▶ [REQUIRED WORK]
Make an exact copy of every entry, leaving the pictures out.

Page and application data records:
§ §

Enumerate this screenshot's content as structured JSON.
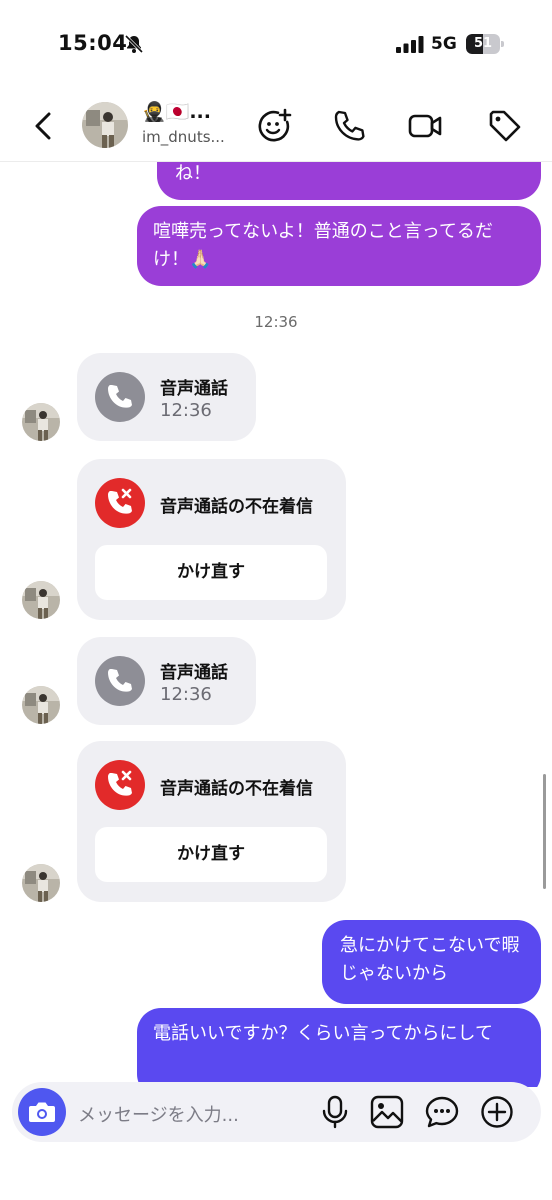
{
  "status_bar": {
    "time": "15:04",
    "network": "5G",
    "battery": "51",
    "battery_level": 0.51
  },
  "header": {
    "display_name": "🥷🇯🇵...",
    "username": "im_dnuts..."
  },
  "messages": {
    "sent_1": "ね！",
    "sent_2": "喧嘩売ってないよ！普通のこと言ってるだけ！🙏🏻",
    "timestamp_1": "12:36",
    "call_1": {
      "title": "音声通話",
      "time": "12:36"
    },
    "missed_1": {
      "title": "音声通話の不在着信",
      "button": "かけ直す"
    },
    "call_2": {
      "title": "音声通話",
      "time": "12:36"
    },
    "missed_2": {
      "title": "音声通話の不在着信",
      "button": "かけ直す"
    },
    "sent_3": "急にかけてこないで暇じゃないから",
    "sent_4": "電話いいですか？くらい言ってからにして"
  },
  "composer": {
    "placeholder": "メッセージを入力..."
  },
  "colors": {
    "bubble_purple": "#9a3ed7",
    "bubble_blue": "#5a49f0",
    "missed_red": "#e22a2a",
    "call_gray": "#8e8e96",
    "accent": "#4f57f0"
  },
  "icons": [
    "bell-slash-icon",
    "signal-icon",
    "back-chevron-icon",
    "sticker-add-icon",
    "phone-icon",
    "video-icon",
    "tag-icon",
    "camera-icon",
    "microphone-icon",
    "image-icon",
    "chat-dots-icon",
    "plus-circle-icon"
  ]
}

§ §

▶ [ANSWER TO THE EXERCISE]
Enumerate this screenshot's content as structured JSON.
{
  "status_bar": {
    "time": "15:04",
    "network": "5G",
    "battery": "51",
    "battery_level": 0.51
  },
  "header": {
    "display_name": "🥷🇯🇵...",
    "username": "im_dnuts..."
  },
  "messages": {
    "sent_1": "ね！",
    "sent_2": "喧嘩売ってないよ！普通のこと言ってるだけ！🙏🏻",
    "timestamp_1": "12:36",
    "call_1": {
      "title": "音声通話",
      "time": "12:36"
    },
    "missed_1": {
      "title": "音声通話の不在着信",
      "button": "かけ直す"
    },
    "call_2": {
      "title": "音声通話",
      "time": "12:36"
    },
    "missed_2": {
      "title": "音声通話の不在着信",
      "button": "かけ直す"
    },
    "sent_3": "急にかけてこないで暇じゃないから",
    "sent_4": "電話いいですか？くらい言ってからにして"
  },
  "composer": {
    "placeholder": "メッセージを入力..."
  },
  "colors": {
    "bubble_purple": "#9a3ed7",
    "bubble_blue": "#5a49f0",
    "missed_red": "#e22a2a",
    "call_gray": "#8e8e96",
    "accent": "#4f57f0"
  },
  "icons": [
    "bell-slash-icon",
    "signal-icon",
    "back-chevron-icon",
    "sticker-add-icon",
    "phone-icon",
    "video-icon",
    "tag-icon",
    "camera-icon",
    "microphone-icon",
    "image-icon",
    "chat-dots-icon",
    "plus-circle-icon"
  ]
}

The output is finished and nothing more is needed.